== Material for this task ==
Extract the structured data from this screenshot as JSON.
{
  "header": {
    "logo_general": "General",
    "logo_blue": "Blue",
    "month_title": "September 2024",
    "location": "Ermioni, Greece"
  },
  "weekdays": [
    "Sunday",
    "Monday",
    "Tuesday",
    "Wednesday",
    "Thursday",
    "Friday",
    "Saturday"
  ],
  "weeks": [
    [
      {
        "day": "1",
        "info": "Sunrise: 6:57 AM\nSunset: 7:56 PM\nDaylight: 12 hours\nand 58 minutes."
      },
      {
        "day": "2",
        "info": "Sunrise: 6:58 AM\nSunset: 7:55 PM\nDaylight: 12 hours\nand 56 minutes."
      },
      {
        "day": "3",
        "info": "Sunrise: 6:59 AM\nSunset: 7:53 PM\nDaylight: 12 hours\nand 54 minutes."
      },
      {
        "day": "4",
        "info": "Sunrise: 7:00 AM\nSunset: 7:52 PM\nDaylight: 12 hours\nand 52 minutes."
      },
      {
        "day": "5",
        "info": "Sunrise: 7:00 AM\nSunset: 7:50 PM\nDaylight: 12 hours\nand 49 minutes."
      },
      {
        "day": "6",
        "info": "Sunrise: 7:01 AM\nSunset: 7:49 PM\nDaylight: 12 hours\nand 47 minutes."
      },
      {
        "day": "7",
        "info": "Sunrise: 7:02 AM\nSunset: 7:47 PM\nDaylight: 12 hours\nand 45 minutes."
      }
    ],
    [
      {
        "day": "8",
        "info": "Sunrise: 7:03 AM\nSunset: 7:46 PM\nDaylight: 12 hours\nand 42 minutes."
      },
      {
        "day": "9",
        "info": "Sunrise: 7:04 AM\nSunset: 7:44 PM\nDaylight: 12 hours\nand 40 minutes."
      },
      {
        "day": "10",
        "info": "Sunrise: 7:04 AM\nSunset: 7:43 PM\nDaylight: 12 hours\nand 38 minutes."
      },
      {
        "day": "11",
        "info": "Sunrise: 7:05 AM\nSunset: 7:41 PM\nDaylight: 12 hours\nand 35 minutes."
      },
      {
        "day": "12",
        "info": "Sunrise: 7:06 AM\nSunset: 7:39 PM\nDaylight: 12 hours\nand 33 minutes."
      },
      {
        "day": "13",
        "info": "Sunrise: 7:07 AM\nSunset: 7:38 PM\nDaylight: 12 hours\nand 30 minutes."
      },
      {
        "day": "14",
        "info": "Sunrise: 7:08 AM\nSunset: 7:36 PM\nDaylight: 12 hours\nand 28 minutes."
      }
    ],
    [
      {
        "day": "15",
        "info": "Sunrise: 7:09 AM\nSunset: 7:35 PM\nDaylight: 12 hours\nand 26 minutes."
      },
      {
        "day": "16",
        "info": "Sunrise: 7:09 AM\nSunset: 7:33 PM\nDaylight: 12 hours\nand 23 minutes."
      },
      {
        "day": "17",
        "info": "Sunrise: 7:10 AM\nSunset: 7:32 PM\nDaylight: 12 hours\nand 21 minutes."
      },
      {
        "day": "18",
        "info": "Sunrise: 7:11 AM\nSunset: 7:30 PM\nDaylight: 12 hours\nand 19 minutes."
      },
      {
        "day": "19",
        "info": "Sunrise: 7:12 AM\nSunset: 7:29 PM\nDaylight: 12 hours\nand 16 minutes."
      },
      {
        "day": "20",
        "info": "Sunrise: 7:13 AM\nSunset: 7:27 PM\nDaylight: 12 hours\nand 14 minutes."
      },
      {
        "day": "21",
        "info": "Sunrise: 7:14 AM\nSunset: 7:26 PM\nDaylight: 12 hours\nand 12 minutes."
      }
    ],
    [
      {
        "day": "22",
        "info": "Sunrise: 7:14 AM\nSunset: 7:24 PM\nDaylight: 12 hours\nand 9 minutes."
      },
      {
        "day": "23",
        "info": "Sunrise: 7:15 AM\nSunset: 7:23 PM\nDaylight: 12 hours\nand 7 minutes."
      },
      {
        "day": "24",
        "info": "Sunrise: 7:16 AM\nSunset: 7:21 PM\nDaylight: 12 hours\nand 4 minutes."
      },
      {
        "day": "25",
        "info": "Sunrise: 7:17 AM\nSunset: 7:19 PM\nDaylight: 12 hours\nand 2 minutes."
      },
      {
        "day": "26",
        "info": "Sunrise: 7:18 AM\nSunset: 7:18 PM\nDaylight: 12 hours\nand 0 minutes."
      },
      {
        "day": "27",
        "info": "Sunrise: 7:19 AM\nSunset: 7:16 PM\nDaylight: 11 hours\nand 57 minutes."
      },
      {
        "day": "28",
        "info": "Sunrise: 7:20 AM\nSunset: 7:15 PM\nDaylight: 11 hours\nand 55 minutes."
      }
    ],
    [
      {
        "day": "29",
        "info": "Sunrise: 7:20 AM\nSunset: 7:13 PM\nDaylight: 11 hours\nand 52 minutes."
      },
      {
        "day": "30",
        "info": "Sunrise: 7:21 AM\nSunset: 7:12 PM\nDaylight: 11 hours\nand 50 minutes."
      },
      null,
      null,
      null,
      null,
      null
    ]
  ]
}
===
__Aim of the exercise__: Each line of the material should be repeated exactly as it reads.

__Completed exercise__:
Extract the structured data from this screenshot as JSON.
{
  "header": {
    "logo_general": "General",
    "logo_blue": "Blue",
    "month_title": "September 2024",
    "location": "Ermioni, Greece"
  },
  "weekdays": [
    "Sunday",
    "Monday",
    "Tuesday",
    "Wednesday",
    "Thursday",
    "Friday",
    "Saturday"
  ],
  "weeks": [
    [
      {
        "day": "1",
        "info": "Sunrise: 6:57 AM\nSunset: 7:56 PM\nDaylight: 12 hours\nand 58 minutes."
      },
      {
        "day": "2",
        "info": "Sunrise: 6:58 AM\nSunset: 7:55 PM\nDaylight: 12 hours\nand 56 minutes."
      },
      {
        "day": "3",
        "info": "Sunrise: 6:59 AM\nSunset: 7:53 PM\nDaylight: 12 hours\nand 54 minutes."
      },
      {
        "day": "4",
        "info": "Sunrise: 7:00 AM\nSunset: 7:52 PM\nDaylight: 12 hours\nand 52 minutes."
      },
      {
        "day": "5",
        "info": "Sunrise: 7:00 AM\nSunset: 7:50 PM\nDaylight: 12 hours\nand 49 minutes."
      },
      {
        "day": "6",
        "info": "Sunrise: 7:01 AM\nSunset: 7:49 PM\nDaylight: 12 hours\nand 47 minutes."
      },
      {
        "day": "7",
        "info": "Sunrise: 7:02 AM\nSunset: 7:47 PM\nDaylight: 12 hours\nand 45 minutes."
      }
    ],
    [
      {
        "day": "8",
        "info": "Sunrise: 7:03 AM\nSunset: 7:46 PM\nDaylight: 12 hours\nand 42 minutes."
      },
      {
        "day": "9",
        "info": "Sunrise: 7:04 AM\nSunset: 7:44 PM\nDaylight: 12 hours\nand 40 minutes."
      },
      {
        "day": "10",
        "info": "Sunrise: 7:04 AM\nSunset: 7:43 PM\nDaylight: 12 hours\nand 38 minutes."
      },
      {
        "day": "11",
        "info": "Sunrise: 7:05 AM\nSunset: 7:41 PM\nDaylight: 12 hours\nand 35 minutes."
      },
      {
        "day": "12",
        "info": "Sunrise: 7:06 AM\nSunset: 7:39 PM\nDaylight: 12 hours\nand 33 minutes."
      },
      {
        "day": "13",
        "info": "Sunrise: 7:07 AM\nSunset: 7:38 PM\nDaylight: 12 hours\nand 30 minutes."
      },
      {
        "day": "14",
        "info": "Sunrise: 7:08 AM\nSunset: 7:36 PM\nDaylight: 12 hours\nand 28 minutes."
      }
    ],
    [
      {
        "day": "15",
        "info": "Sunrise: 7:09 AM\nSunset: 7:35 PM\nDaylight: 12 hours\nand 26 minutes."
      },
      {
        "day": "16",
        "info": "Sunrise: 7:09 AM\nSunset: 7:33 PM\nDaylight: 12 hours\nand 23 minutes."
      },
      {
        "day": "17",
        "info": "Sunrise: 7:10 AM\nSunset: 7:32 PM\nDaylight: 12 hours\nand 21 minutes."
      },
      {
        "day": "18",
        "info": "Sunrise: 7:11 AM\nSunset: 7:30 PM\nDaylight: 12 hours\nand 19 minutes."
      },
      {
        "day": "19",
        "info": "Sunrise: 7:12 AM\nSunset: 7:29 PM\nDaylight: 12 hours\nand 16 minutes."
      },
      {
        "day": "20",
        "info": "Sunrise: 7:13 AM\nSunset: 7:27 PM\nDaylight: 12 hours\nand 14 minutes."
      },
      {
        "day": "21",
        "info": "Sunrise: 7:14 AM\nSunset: 7:26 PM\nDaylight: 12 hours\nand 12 minutes."
      }
    ],
    [
      {
        "day": "22",
        "info": "Sunrise: 7:14 AM\nSunset: 7:24 PM\nDaylight: 12 hours\nand 9 minutes."
      },
      {
        "day": "23",
        "info": "Sunrise: 7:15 AM\nSunset: 7:23 PM\nDaylight: 12 hours\nand 7 minutes."
      },
      {
        "day": "24",
        "info": "Sunrise: 7:16 AM\nSunset: 7:21 PM\nDaylight: 12 hours\nand 4 minutes."
      },
      {
        "day": "25",
        "info": "Sunrise: 7:17 AM\nSunset: 7:19 PM\nDaylight: 12 hours\nand 2 minutes."
      },
      {
        "day": "26",
        "info": "Sunrise: 7:18 AM\nSunset: 7:18 PM\nDaylight: 12 hours\nand 0 minutes."
      },
      {
        "day": "27",
        "info": "Sunrise: 7:19 AM\nSunset: 7:16 PM\nDaylight: 11 hours\nand 57 minutes."
      },
      {
        "day": "28",
        "info": "Sunrise: 7:20 AM\nSunset: 7:15 PM\nDaylight: 11 hours\nand 55 minutes."
      }
    ],
    [
      {
        "day": "29",
        "info": "Sunrise: 7:20 AM\nSunset: 7:13 PM\nDaylight: 11 hours\nand 52 minutes."
      },
      {
        "day": "30",
        "info": "Sunrise: 7:21 AM\nSunset: 7:12 PM\nDaylight: 11 hours\nand 50 minutes."
      },
      null,
      null,
      null,
      null,
      null
    ]
  ]
}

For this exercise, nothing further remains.